“When you listen to Andrew Bailey . . . I think it challenged the EU27,” said Mr Ophèle. “To some extent it’s clear and they are right, that being so rule-based . . . is something which is detrimental to the efficiency, the agility, the capability of the European regulation to give the appropriate answer to any challenge.”
Mr Ophèle suggested European authorities should be allowed to issue “no action letters”. These are widely used in the US to temporarily waive the application of rules in certain situations.
He was speaking soon after the release of a white paper that called for changes to EU investment rules and emphasised the profound challenges awaiting the UK’s finance industry after Brexit.
France is aware the UK will lose its pre-eminent voice in EU financial regulation, leaving an opportunity for others.
“I’m not sure that somebody will take the lead [after Brexit] but there will be a pack of leaders, obviously. And we will be one of them,” said Mr Ophèle.
“If the FCA was a leading force in the regulatory environment, it’s because London was . . . connected with the real market, and listening to them and understanding how it works,” he added.
One area where France is looking to exert pressure is Mifid II, where it has long led opposition to the strict unbundling of research from trading fees imposed by the new regime — putting it at odds with the FCA, a driving force behind the changes.
Last week the French markets regulator stepped up efforts to increase high quality coverage of small-cap stocks, which it fears has been affected by Mifid II. The rules imposed cleaner divisions between payments for trading and those for research. Historically, brokers had “bundled” research for free as part of their service.
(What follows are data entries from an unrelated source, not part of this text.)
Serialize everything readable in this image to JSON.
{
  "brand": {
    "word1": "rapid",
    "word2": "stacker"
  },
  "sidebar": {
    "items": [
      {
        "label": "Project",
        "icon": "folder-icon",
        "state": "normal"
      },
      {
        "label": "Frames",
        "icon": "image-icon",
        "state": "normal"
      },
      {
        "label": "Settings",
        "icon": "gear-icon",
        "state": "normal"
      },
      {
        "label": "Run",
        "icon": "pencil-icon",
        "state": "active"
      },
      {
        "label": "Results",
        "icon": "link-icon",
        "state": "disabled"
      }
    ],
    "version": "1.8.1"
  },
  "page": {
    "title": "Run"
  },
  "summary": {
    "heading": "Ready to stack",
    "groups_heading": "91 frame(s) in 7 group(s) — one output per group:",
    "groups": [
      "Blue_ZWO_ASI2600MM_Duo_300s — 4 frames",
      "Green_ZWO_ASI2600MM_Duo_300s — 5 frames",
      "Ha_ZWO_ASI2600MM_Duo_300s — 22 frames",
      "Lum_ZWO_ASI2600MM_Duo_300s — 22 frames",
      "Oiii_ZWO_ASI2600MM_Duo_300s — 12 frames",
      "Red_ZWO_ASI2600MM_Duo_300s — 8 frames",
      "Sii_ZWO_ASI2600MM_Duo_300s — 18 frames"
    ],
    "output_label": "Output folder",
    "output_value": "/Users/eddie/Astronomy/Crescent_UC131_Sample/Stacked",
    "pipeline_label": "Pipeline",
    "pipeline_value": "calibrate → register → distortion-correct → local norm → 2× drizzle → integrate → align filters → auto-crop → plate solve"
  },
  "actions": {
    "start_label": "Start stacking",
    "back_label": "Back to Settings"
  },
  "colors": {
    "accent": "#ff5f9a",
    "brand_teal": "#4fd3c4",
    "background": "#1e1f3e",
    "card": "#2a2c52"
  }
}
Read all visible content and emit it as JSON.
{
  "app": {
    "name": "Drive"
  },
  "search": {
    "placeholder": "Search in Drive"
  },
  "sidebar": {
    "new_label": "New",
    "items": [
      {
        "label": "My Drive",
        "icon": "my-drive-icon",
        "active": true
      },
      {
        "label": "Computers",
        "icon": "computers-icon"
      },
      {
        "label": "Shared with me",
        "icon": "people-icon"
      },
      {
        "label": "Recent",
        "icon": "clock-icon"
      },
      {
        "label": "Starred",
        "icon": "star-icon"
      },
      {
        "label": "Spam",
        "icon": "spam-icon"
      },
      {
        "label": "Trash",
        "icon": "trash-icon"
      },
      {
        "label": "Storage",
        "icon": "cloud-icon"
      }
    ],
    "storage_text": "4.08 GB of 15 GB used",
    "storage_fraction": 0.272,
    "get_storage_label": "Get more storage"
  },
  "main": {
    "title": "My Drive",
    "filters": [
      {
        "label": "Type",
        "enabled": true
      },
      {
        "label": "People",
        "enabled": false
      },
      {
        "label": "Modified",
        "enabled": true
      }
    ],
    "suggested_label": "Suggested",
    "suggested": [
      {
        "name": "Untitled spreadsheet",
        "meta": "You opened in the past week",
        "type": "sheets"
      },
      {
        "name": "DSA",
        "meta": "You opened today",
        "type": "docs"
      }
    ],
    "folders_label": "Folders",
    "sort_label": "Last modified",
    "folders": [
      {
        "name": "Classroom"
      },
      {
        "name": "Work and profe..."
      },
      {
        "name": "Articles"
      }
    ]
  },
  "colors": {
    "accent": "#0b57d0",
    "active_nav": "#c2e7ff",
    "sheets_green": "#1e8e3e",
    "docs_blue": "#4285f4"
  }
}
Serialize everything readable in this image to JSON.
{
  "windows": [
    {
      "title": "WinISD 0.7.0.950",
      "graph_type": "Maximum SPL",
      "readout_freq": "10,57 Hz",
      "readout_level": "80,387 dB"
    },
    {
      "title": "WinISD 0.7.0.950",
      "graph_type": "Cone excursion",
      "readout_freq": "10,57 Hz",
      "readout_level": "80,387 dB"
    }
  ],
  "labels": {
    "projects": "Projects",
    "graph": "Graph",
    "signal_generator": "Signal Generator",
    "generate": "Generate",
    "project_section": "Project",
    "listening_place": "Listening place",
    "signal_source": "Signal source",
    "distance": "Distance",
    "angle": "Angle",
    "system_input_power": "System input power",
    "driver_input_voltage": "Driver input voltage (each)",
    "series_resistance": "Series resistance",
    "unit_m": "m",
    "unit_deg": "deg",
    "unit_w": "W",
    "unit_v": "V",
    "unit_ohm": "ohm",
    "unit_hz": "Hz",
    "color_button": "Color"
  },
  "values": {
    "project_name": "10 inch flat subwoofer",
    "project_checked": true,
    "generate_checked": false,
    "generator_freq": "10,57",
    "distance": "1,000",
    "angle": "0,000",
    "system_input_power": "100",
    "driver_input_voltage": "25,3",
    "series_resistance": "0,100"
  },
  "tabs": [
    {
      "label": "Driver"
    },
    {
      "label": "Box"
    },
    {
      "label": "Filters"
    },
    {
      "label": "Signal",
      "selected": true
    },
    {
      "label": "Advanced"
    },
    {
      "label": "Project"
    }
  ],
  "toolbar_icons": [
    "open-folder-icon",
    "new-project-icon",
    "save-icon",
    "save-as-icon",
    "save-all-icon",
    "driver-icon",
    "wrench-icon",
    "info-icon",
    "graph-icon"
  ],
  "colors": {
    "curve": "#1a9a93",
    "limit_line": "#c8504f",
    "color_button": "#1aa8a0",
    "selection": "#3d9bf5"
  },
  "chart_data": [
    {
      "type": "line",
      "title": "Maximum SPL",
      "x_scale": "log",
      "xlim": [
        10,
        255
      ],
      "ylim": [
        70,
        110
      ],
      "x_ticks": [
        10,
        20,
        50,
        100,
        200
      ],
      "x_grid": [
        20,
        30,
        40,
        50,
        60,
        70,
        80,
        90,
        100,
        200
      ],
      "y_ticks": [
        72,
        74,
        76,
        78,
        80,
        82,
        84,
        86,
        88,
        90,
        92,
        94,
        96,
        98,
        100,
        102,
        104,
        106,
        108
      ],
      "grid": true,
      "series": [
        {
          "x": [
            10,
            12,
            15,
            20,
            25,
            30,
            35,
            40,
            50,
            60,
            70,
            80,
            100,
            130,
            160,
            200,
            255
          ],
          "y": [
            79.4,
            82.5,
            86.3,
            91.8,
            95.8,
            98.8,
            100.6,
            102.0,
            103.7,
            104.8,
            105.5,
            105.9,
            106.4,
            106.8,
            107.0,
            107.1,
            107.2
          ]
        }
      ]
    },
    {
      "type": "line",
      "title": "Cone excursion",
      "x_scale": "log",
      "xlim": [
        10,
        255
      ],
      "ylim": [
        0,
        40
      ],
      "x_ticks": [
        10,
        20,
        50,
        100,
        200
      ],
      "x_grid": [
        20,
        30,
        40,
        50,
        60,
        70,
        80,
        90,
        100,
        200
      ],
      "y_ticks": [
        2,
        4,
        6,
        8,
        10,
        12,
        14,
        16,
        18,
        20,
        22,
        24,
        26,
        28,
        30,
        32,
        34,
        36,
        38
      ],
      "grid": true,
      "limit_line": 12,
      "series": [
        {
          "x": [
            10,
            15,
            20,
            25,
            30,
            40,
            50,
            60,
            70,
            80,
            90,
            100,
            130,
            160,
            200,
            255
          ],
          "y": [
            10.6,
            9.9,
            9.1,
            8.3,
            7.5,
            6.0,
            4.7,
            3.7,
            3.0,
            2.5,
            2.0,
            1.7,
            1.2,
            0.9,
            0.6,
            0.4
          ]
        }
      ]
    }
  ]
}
The AMF has concerns that the emergence of research that is being sponsored by corporate issuers creates a potential conflict of interest. It commissioned a study to find “concrete ways” to improve the situation, which should be available by the end of the year.